I was sad to leave the island but I know I’ll be back at the first opportunity. The ferry had a tailwind on the return and it was a smooth sailing. Once back on Skye I headed for the spot at Loch Spalin again, arriving after dark. The next morning the mountain tops were shrouded in cloud but the sun broke through underneath and created some lovely fleeting moments – perfect for B&W landscapes.
You’ll no doubt have noticed that some of the images from this trip are B&W, while others are in colour. All the images were shot in colour but most of the decisions to reproduce in B&W were pre-visualised. The camera offers a range of B&W simulations so this can aid the process as B&W photography requires a good understanding of how colours convert to tones. It’s worth remembering, though, that when using in-camera filter it is only the jpeg which reproduces in B&W. the RAW file remains colour. Having the two is very helpful when processing the RAW as it gives you a benchmark.

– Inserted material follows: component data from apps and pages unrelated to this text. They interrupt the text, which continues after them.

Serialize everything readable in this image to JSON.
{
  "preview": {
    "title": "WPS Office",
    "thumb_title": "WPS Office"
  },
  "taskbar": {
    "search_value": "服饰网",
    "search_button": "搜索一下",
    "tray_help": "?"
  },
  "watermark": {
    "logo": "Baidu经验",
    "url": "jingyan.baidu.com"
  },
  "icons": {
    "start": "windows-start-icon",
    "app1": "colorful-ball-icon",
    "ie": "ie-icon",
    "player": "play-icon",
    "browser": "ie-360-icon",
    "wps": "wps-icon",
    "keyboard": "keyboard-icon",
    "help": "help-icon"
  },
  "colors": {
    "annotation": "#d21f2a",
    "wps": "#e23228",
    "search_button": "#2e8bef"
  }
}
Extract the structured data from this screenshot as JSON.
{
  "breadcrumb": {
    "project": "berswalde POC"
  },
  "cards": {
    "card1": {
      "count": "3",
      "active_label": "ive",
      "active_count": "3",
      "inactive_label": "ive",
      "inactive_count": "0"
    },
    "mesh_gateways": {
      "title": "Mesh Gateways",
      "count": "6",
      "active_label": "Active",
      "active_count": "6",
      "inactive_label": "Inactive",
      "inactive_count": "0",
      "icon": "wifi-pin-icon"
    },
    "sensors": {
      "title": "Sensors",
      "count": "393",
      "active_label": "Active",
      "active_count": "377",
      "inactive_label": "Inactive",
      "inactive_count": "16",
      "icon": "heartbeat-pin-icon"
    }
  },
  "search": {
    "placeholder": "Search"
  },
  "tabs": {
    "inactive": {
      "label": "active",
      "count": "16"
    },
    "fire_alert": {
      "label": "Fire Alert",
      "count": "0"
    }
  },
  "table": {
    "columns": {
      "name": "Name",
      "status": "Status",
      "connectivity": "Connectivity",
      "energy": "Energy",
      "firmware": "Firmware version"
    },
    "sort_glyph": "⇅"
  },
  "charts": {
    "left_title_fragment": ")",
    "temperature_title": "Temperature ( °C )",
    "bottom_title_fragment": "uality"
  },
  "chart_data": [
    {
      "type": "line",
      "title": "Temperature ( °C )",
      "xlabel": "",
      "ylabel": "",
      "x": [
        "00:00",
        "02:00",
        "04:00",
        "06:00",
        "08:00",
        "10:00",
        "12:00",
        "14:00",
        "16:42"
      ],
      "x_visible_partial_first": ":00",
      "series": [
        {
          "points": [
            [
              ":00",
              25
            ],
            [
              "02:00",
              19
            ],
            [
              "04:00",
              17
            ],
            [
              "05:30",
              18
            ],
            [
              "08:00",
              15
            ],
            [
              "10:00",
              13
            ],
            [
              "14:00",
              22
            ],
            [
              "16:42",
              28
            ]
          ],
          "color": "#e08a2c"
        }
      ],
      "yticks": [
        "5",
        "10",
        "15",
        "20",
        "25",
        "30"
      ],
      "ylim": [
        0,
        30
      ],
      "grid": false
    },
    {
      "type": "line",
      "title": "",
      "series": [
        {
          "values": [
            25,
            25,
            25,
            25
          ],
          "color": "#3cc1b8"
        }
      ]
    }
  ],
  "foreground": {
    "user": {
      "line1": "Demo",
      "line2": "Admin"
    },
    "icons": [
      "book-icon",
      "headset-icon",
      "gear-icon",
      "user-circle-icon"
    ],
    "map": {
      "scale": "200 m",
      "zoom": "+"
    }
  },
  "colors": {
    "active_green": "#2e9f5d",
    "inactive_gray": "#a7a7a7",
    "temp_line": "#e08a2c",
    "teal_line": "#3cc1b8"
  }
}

The filter setting also help to indicate how these tones change when filtered when shooting, especially if B&W is new to you. It’s ironic that in the days of film, many of us started in B&W because it was much cheaper but now-a-days we have to learn this most likely after shooting in colour for years. I tend to use a red filter for landscapes like these as it increases contrast. However, for some of the shots I used a more-subtler yellow or green filter, and occasionally an infrared one.
There was one last thing to do before leaving this part of Scotland, even though the chances of capturing something unusual were remove. Crossing back to the mainland I headed 10 miles (15km) to Eilean Donan Castle. The light was grey on the way up but this time the God’s were smiling. On approach it looked like I’d be out of luck again but I headed for the southern view from a small roadside layby. Within 30 seconds of getting there the sun broke through and illuminated the castle only, leaving the mountains behind in shadow. A magical moment for an unusual image, which worked best in B&W. It was gone less than a minute later.
The plan was to break the return journey south of the Scottish border Cumbria’s Lake District. I would need a sheltered spot for the night as the winds were high all day but there was a promise of clear skies the next morning – probably another forecast false alarm but worth a try. The Gods must have still been in a good mood! Having parked for the night near Derwent Water I woke at dawn to completely clear skies and virtually no breeze. A sparkling start to the day.
First light at Derwent Water then took me over Honister Pass to Buttermere and Crummock Water. These quieter lakes are a photographer’s dream and as a result much photographed. For me, this was just a bonus moment – more a recce for one of next year’s adventures than part of this adventure’s shoot.
Timing will be crucial for that trip when I do do it though as the Lakes, post pandemic, are heaving with people seeking the solace of the great outdoors. Out of season and careful planning will be needed for that one I think.
By 11am I had crossed Winlatter Pass back to Derwent and was heading out of the Lake District on the last leg of my return. It had been a good trip. Time to breathe and time to immerse myself in photography away from life’s chaos.
So how was this adventure? In a single word – fantastic! The places, especially Harris, the light, the colour, the journey and the GFX camera all delivered. Going through the images on my return I was staggered by the quality and detail. I can’t show the latter on screen but a file a quarter of the size would have produced a lovely large-format print. The full image file is simply breath-taking.
Why does this matter? Well for the first time since I started using a digital camera it felt like film. The images have a richness and a feel which make the medium they’re shot on irrelevant. It feels like a true return to photography and the process becomes natural and all about the image, rather than about the pixels.
Did I succeed in my mission to try to shoot images with more of a fine art feel? I’ll leave you to be the judge of that but it certainly feels to me that I’m moving in the right direction.